TASK PROMPT> Don't include any picture when you restate the data word for word.

━━━ MATERIAL FOR THE TASK

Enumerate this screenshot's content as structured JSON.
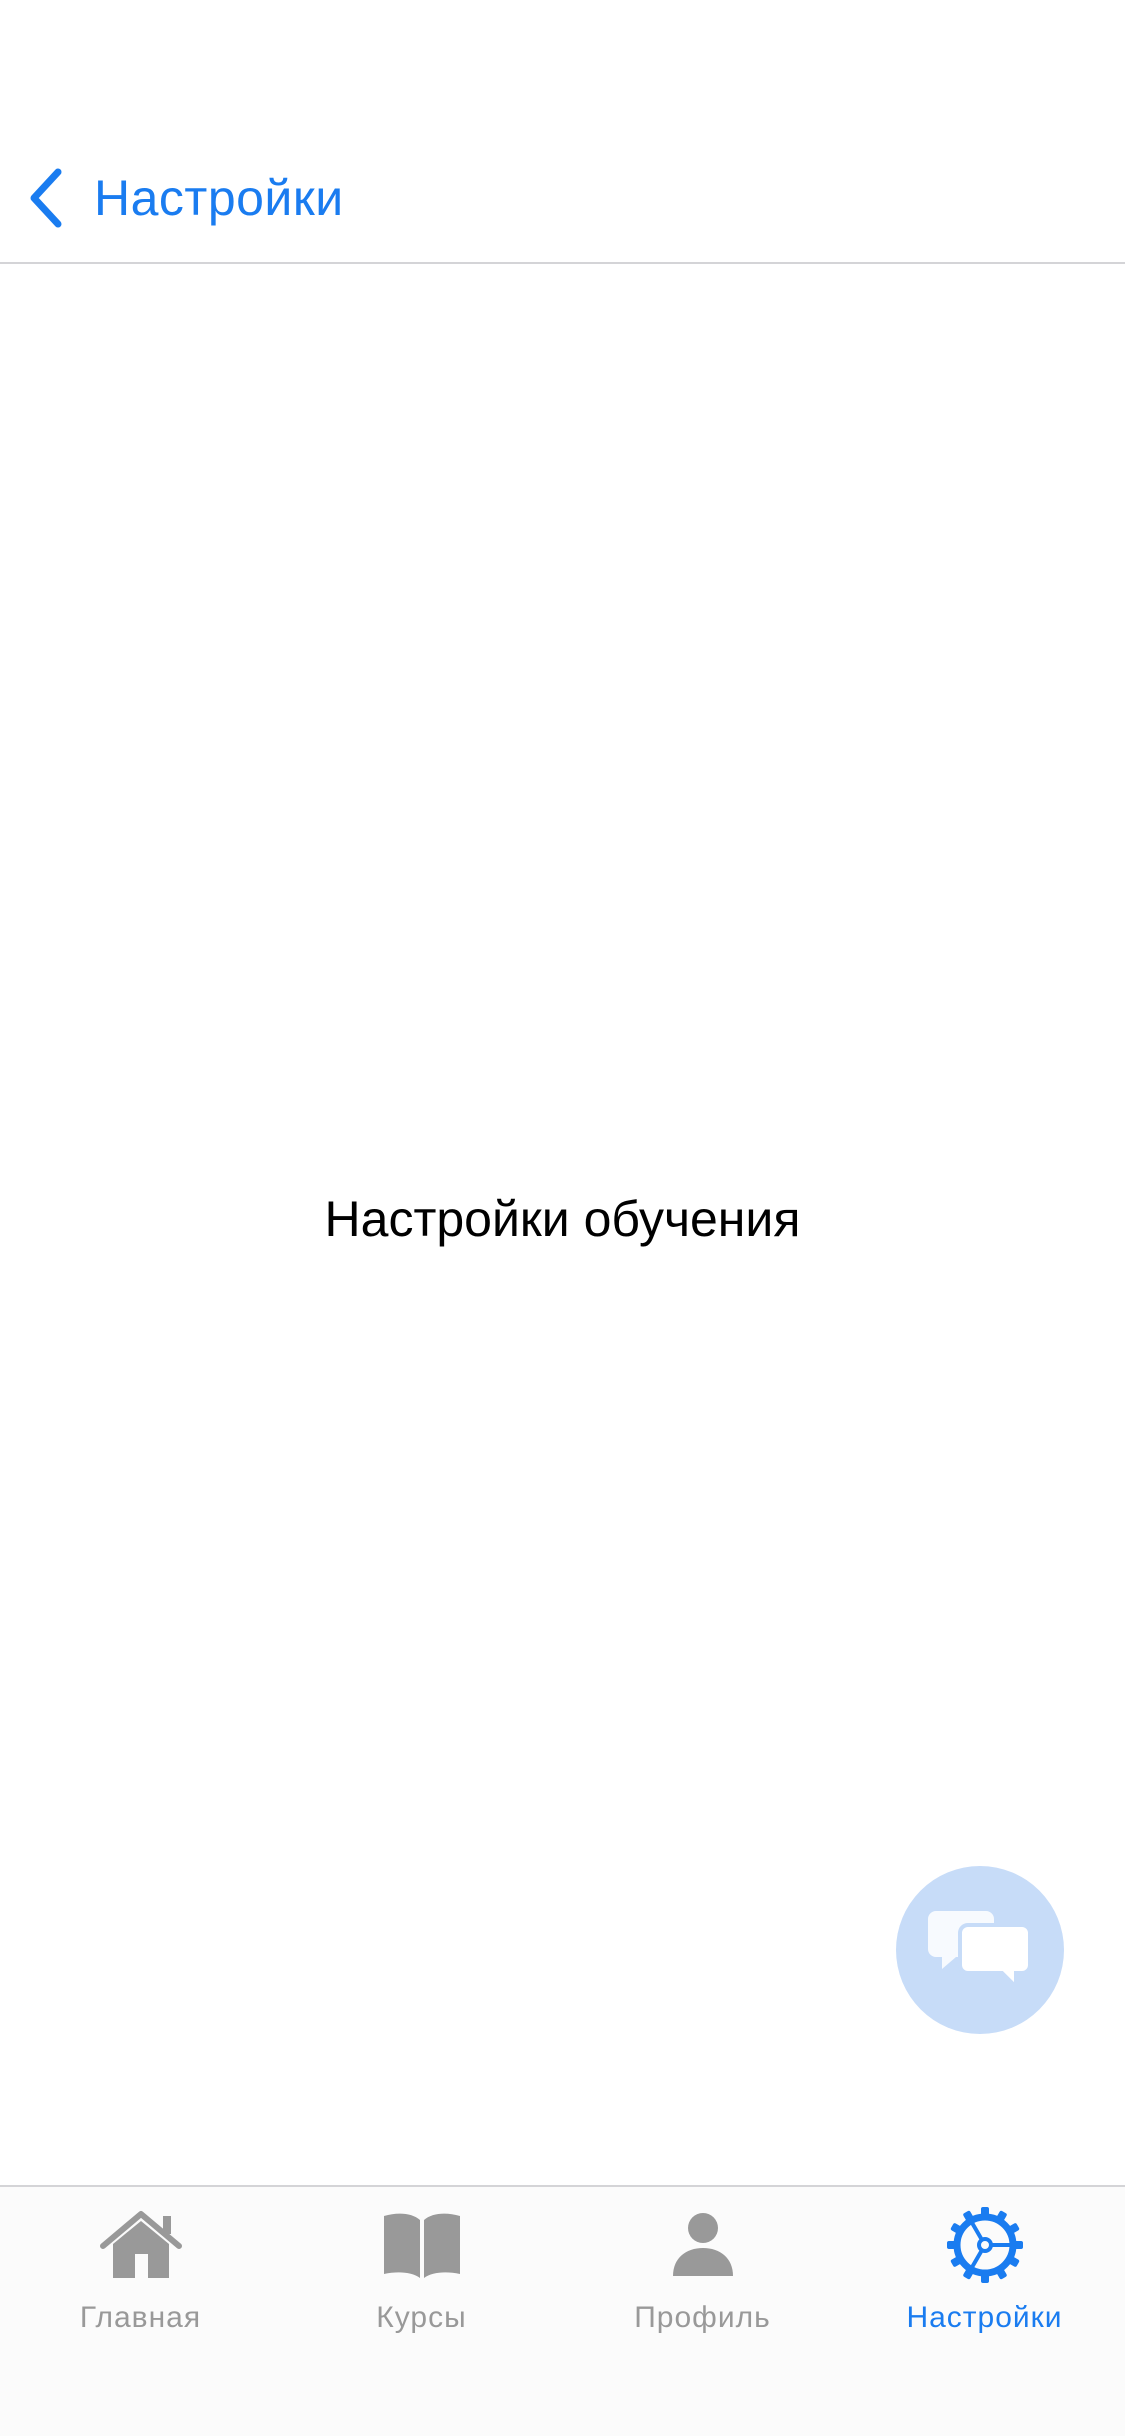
{
  "navbar": {
    "back_label": "Настройки",
    "back_icon": "chevron-left-icon"
  },
  "content": {
    "title": "Настройки обучения"
  },
  "chat_button": {
    "icon": "chat-bubbles-icon"
  },
  "tabbar": {
    "active_index": 3,
    "tabs": [
      {
        "label": "Главная",
        "icon": "home-icon"
      },
      {
        "label": "Курсы",
        "icon": "book-icon"
      },
      {
        "label": "Профиль",
        "icon": "person-icon"
      },
      {
        "label": "Настройки",
        "icon": "gear-icon"
      }
    ]
  },
  "colors": {
    "accent": "#1a7cf0",
    "inactive": "#999999",
    "fab_background": "#c7dcf8",
    "divider": "#d4d4d7"
  }
}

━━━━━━

WRITTEN REPLY>
Enumerate this screenshot's content as structured JSON.
{
  "navbar": {
    "back_label": "Настройки",
    "back_icon": "chevron-left-icon"
  },
  "content": {
    "title": "Настройки обучения"
  },
  "chat_button": {
    "icon": "chat-bubbles-icon"
  },
  "tabbar": {
    "active_index": 3,
    "tabs": [
      {
        "label": "Главная",
        "icon": "home-icon"
      },
      {
        "label": "Курсы",
        "icon": "book-icon"
      },
      {
        "label": "Профиль",
        "icon": "person-icon"
      },
      {
        "label": "Настройки",
        "icon": "gear-icon"
      }
    ]
  },
  "colors": {
    "accent": "#1a7cf0",
    "inactive": "#999999",
    "fab_background": "#c7dcf8",
    "divider": "#d4d4d7"
  }
}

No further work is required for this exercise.